### WORK REQUIRED
Would you please copy each line below that includes the string "Relationships"?

### DATA EXCERPTS
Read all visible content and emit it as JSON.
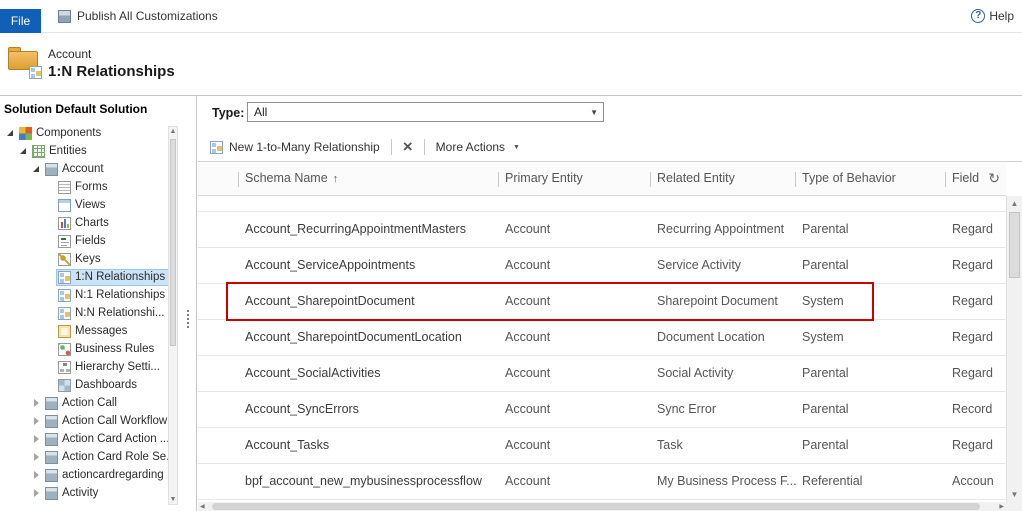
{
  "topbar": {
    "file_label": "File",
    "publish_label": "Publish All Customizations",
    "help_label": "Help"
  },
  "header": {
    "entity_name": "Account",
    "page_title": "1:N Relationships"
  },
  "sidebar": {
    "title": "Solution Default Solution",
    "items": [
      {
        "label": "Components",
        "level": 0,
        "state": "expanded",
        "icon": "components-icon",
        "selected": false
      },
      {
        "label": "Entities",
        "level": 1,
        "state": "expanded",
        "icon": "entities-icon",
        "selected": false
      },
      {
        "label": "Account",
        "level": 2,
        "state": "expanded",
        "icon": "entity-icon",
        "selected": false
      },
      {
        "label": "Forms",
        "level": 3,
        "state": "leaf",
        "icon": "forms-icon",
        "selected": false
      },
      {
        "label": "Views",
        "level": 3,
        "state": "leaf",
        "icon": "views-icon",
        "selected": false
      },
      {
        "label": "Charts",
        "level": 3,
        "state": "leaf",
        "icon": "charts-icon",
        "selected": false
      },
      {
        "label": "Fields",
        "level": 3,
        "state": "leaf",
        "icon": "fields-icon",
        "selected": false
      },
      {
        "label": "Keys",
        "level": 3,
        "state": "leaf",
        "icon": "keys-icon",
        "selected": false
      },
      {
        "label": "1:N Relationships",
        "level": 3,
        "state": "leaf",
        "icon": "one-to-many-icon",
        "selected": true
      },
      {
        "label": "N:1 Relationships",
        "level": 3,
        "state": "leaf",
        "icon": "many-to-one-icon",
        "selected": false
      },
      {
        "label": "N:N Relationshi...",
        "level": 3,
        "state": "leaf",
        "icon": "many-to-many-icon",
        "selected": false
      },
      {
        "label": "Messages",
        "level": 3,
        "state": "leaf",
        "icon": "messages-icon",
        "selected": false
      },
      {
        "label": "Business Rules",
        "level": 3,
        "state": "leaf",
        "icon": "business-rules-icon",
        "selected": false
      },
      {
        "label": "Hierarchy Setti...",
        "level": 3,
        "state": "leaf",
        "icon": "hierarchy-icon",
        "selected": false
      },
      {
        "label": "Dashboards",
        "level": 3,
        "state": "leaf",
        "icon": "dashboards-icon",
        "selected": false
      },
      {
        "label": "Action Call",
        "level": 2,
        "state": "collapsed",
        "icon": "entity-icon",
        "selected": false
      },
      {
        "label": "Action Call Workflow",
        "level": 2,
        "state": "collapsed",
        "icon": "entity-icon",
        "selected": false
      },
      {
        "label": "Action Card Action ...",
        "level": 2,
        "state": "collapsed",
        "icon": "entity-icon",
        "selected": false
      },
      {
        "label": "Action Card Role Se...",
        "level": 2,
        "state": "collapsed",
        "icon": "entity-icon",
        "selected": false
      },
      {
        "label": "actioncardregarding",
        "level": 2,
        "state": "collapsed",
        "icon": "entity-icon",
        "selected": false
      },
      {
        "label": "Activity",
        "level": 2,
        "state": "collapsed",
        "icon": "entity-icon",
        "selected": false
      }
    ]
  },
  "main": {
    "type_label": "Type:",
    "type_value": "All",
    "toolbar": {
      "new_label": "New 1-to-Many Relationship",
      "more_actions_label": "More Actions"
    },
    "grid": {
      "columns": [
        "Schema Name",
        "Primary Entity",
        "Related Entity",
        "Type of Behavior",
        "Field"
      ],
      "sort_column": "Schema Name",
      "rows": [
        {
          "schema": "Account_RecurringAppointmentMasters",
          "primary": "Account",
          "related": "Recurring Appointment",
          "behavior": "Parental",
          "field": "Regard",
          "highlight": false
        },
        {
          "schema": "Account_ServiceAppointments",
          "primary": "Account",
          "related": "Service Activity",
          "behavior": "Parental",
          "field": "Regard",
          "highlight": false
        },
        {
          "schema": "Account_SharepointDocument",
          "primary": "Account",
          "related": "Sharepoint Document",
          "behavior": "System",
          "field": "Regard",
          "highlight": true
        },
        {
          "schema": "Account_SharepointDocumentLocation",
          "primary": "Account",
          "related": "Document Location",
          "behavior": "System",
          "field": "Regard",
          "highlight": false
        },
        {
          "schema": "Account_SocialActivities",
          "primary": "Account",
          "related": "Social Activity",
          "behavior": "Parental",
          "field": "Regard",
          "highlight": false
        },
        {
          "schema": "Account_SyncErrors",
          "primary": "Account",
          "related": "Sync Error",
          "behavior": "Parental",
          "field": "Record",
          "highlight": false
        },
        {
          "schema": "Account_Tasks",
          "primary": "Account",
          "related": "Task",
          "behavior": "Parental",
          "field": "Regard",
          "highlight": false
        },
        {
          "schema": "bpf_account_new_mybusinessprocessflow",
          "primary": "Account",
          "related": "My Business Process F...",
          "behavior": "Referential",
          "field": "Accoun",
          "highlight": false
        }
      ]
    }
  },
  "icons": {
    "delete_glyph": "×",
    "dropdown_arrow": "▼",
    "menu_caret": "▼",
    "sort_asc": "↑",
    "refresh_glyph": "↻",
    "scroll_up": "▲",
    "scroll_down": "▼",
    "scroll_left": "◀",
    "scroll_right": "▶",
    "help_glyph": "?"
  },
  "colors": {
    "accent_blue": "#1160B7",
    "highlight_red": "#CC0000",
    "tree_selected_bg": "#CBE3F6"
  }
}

### RESULT OF THIS TASK
    "page_title": "1:N Relationships"
        "label": "1:N Relationships",
        "label": "N:1 Relationships",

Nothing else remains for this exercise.